Monday, October 4, 2010

Day 6

In production today we worked on more knife cuts.

The term "tournes"  is based on the verb tourner  which literally means "to turn" and it describes a method of trimming vegetables and fruits into various sized oval shapes (usually 2 inches long with 7 facets) that end up resembling something like a blunt-ended football.

In order to properly execute a tourne [pronounced tour-nay] cut you need a tourne knife which is a small pairing knife (see below) with a curved blade, also known as a "bird's beak" knife.

Within the general category of "tournes" (turned vegetables) you have olivette, cocotte, anglaises, and chateau cuts which are four different olive-shaped sizes ranging from 1/2 inch to 2 1/2  inches long and 1/4 inch to 1 1/2 inches thick.

The term fondantes describes yet another potato cut where you leave a flat bottom on your potato and then you give it 5 facets which creates a sort of dome shape. 

We had to produce tournes with a potato, a zucchini, and a celery stick which was so much harder than I thought it was going to be:

Word on the street is that we are going to attempt the same cuts again tomorrow in hopes of showing great improvement overnight....right. 

Highlight of the day you ask?

My chef instructor was born and raised in Nebraska and can therefore be considered an expert when it comes to farm cuisine (IE biscuits and gravy, fried chicken, etc). He introduced us to a new kitchen slang term today: GBD aka golden brown & delicious.
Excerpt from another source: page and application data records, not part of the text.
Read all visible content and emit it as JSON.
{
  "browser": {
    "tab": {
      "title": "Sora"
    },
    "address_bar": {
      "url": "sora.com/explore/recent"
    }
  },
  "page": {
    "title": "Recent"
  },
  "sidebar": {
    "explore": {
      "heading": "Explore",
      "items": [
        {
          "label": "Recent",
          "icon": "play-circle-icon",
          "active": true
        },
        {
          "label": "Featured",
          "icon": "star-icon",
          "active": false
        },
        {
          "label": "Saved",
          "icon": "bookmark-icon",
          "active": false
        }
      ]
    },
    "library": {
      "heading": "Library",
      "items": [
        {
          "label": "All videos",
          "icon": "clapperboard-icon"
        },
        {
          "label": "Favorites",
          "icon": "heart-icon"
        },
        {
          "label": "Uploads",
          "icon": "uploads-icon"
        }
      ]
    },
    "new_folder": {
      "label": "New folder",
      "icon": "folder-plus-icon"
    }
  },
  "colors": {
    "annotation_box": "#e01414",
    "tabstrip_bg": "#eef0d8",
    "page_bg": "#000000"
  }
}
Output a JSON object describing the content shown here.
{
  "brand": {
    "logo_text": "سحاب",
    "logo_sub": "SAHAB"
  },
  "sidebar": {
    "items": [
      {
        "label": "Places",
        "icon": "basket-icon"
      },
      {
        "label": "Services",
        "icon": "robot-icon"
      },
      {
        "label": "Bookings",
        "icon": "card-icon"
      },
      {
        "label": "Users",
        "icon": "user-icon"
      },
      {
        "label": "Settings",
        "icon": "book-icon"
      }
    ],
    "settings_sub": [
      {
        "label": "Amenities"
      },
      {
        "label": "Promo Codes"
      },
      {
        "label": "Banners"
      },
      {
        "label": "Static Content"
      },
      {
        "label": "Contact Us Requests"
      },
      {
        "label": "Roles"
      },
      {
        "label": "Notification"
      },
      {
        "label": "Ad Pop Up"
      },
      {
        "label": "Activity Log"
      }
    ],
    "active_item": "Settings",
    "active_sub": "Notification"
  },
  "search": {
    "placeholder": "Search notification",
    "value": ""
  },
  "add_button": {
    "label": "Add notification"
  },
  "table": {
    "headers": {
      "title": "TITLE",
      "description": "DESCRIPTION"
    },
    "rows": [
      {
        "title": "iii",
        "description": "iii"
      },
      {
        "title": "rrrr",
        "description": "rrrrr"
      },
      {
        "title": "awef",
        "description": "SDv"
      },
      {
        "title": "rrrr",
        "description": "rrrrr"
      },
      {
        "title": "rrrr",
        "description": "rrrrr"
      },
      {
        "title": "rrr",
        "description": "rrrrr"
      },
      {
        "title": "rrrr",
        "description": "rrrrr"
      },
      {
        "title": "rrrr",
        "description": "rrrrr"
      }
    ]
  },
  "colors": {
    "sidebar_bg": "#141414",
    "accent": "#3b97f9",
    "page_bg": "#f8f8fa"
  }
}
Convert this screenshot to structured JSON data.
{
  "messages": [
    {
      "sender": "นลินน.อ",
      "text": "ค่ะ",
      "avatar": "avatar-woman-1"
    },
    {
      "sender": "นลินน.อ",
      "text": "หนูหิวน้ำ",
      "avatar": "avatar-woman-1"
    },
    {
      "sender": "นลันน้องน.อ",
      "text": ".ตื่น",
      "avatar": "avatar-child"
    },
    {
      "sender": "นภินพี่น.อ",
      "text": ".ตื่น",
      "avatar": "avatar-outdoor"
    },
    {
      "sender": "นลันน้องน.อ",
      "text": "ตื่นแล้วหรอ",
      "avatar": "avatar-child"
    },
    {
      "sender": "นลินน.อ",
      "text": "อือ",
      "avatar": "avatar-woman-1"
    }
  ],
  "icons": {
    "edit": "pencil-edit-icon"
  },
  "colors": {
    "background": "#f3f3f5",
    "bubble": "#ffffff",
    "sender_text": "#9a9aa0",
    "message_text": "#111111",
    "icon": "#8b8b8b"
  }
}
I had never heard it before but after doing some research when I got home today I discovered it is an Alton Brown-ism. Love him. 

This term can be used when describing any fried or grilled food item. 

 For example... 

When making a grilled cheese sandwich, place buttered bread in hot pan and grill until GDB. 

1 comment:

  1. I just came across your site. It's lovely. We learned the Tournes cuts yesterday in class also.